(YOUR TASK) In the listing that follows, how many lines contain the string "Down"? Provide only the number.

[Start of Attachment]

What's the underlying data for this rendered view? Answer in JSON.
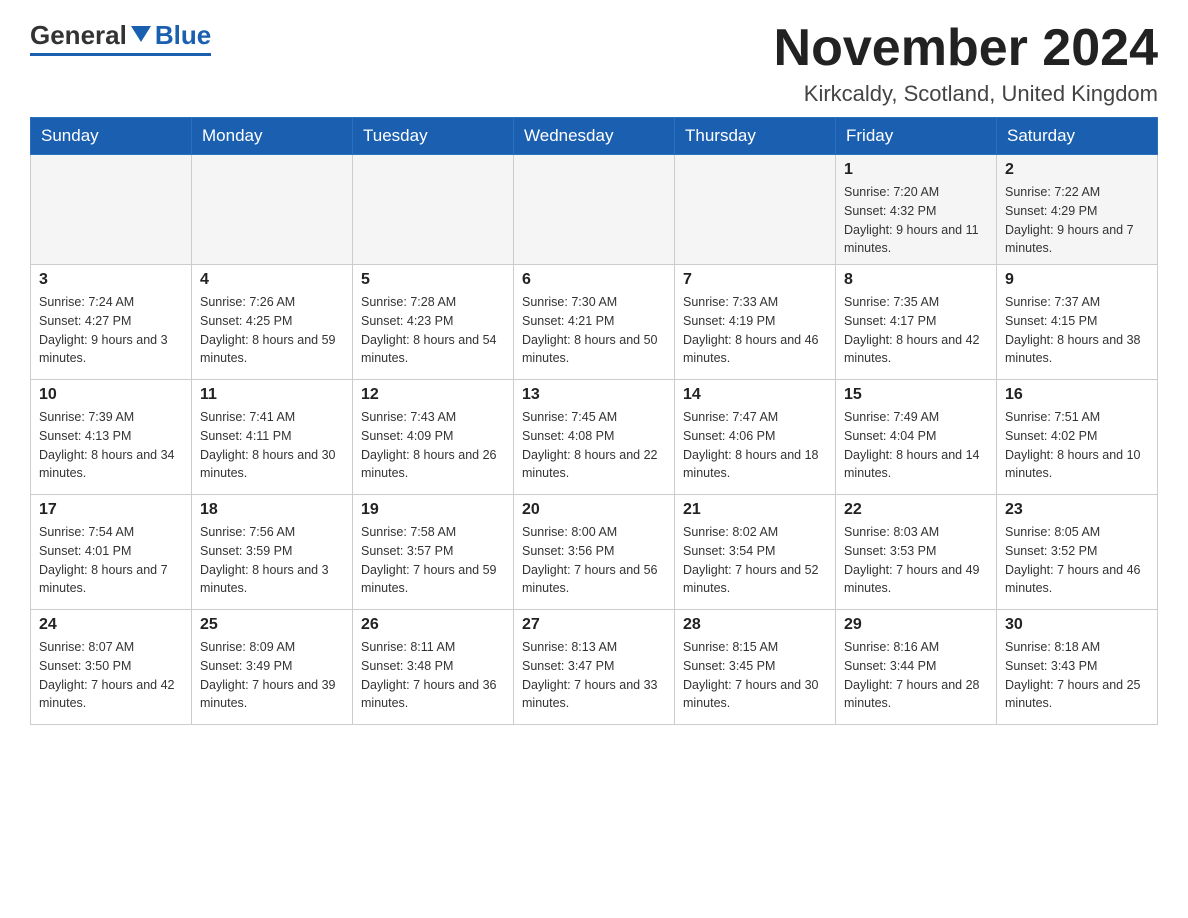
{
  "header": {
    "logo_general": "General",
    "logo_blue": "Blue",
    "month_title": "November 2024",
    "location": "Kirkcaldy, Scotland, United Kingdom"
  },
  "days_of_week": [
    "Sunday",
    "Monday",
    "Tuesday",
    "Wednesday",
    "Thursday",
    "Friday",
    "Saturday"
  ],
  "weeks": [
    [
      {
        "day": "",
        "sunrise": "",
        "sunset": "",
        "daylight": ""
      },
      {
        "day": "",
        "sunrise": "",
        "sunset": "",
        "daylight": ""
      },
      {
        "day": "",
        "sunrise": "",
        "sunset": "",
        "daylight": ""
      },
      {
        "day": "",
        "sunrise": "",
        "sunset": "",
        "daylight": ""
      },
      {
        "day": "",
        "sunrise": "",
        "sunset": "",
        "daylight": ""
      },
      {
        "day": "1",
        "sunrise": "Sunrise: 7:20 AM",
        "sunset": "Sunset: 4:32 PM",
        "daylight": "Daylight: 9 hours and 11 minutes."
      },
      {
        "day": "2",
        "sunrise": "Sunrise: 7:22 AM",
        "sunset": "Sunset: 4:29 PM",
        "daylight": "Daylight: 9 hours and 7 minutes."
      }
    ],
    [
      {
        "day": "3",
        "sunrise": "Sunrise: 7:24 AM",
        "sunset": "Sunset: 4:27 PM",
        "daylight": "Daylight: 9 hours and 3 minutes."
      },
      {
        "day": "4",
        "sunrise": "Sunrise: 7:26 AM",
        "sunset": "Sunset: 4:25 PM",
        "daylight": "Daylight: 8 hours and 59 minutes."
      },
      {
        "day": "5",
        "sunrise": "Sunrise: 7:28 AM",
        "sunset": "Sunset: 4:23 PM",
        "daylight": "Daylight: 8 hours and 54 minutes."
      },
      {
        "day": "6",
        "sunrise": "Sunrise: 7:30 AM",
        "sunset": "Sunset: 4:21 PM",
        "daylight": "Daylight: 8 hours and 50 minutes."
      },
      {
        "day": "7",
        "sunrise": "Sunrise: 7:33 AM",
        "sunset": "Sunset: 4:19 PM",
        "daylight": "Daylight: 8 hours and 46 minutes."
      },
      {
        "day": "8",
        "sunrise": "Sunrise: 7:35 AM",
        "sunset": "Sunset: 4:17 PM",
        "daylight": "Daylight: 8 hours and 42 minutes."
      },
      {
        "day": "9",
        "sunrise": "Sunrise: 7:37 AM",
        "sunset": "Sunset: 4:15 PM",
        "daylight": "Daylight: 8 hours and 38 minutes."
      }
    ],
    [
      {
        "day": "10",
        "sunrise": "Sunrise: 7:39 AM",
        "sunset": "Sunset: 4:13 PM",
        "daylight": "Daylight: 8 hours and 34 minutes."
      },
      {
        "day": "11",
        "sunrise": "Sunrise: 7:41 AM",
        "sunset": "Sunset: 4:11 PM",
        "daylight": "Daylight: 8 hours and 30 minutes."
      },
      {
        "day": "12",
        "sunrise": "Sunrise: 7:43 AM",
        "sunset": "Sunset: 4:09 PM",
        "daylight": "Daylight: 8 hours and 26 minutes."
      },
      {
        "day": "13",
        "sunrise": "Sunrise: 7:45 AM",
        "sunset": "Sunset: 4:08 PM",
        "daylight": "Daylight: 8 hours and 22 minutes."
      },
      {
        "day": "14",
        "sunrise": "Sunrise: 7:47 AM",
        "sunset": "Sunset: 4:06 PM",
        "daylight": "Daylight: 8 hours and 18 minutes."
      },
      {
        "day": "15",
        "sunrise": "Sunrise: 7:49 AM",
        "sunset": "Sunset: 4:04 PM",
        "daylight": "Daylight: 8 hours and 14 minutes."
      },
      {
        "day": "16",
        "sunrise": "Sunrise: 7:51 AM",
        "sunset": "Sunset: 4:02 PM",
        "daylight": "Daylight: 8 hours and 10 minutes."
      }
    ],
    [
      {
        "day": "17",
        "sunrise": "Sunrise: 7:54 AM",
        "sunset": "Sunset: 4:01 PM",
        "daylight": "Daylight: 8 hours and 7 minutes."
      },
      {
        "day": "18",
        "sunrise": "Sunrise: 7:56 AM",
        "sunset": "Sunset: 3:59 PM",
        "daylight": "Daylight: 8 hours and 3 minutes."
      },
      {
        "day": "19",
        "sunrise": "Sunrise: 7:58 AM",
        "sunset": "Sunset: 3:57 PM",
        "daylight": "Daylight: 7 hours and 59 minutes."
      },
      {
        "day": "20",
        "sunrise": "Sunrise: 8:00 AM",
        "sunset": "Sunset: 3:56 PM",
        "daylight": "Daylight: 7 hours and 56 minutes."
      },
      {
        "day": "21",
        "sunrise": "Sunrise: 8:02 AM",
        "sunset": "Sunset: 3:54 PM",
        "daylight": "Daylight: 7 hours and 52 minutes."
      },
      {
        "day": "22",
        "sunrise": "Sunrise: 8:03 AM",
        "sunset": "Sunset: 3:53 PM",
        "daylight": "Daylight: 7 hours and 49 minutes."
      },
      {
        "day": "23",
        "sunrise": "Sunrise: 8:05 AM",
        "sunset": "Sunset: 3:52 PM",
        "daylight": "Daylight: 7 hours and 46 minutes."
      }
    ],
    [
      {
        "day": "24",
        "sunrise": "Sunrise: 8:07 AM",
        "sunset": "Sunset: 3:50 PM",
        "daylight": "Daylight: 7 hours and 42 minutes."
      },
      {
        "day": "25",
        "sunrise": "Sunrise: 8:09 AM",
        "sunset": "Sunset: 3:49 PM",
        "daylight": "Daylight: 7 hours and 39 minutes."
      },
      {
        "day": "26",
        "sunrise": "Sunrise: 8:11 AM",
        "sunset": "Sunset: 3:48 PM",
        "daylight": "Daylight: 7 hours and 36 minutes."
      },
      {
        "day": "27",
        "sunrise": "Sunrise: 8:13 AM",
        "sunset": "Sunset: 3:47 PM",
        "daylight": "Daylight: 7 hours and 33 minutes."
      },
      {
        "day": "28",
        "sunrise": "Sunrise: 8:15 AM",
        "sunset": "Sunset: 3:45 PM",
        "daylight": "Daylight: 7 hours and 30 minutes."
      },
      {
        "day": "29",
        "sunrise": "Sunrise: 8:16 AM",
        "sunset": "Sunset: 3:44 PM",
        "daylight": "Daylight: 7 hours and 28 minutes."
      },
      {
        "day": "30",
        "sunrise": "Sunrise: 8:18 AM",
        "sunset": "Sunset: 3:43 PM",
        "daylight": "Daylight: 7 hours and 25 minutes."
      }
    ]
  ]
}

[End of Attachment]
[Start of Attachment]

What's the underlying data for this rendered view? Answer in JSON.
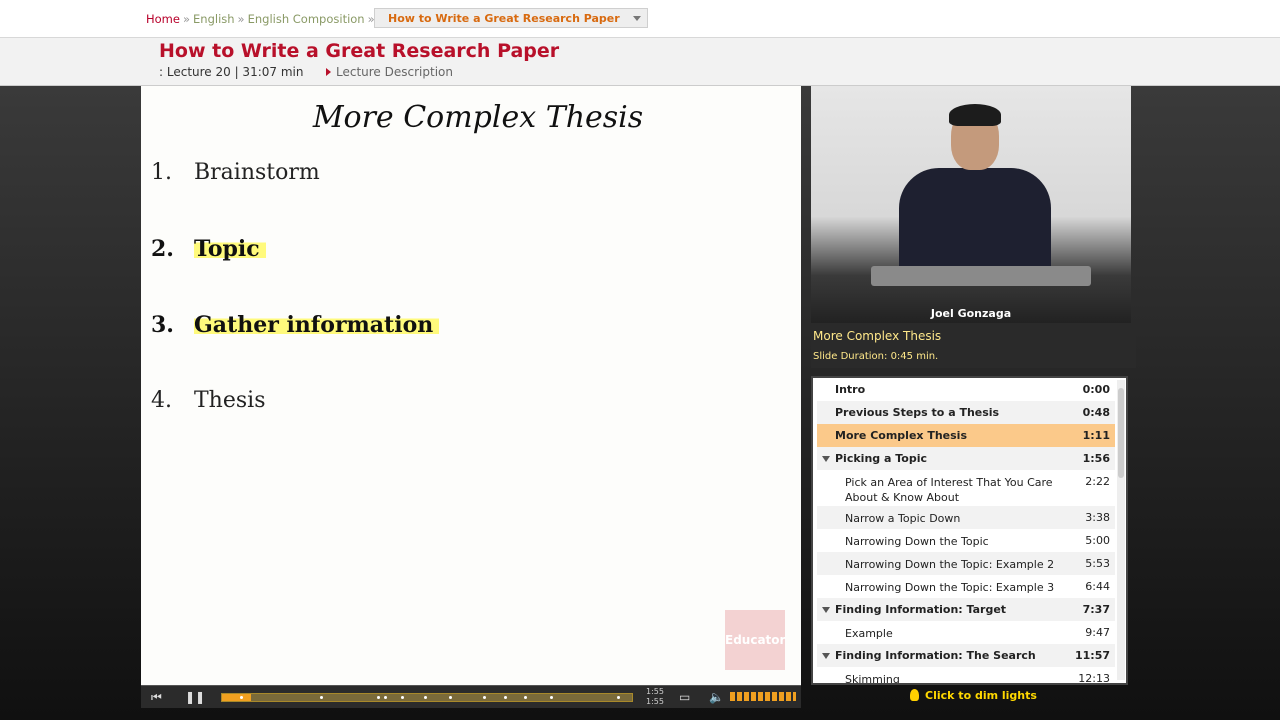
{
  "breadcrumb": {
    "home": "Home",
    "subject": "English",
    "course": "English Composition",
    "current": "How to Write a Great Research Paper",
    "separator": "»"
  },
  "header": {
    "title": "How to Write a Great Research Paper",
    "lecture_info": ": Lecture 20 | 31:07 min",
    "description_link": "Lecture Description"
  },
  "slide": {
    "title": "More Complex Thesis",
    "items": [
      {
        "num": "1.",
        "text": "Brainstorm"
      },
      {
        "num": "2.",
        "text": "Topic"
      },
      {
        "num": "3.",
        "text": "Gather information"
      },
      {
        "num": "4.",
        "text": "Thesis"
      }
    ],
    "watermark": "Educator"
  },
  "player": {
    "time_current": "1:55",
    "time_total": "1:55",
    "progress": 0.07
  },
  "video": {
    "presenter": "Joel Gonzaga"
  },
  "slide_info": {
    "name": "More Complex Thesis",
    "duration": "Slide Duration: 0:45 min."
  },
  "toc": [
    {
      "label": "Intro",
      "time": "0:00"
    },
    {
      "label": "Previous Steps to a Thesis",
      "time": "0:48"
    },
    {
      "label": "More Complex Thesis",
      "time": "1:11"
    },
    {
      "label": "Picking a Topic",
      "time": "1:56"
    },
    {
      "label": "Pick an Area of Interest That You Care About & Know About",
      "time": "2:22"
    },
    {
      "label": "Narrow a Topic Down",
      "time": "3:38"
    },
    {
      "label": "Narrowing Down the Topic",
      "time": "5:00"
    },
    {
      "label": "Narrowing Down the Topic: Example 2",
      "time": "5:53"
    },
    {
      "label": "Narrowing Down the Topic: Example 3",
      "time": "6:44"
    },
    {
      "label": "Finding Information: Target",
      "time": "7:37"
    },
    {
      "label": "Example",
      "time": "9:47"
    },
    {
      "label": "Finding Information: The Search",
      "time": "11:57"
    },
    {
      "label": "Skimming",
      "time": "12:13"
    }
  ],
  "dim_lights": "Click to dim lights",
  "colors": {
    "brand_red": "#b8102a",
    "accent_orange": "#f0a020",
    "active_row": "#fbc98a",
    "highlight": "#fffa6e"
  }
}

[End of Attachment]

(RESPONSE AREA) 4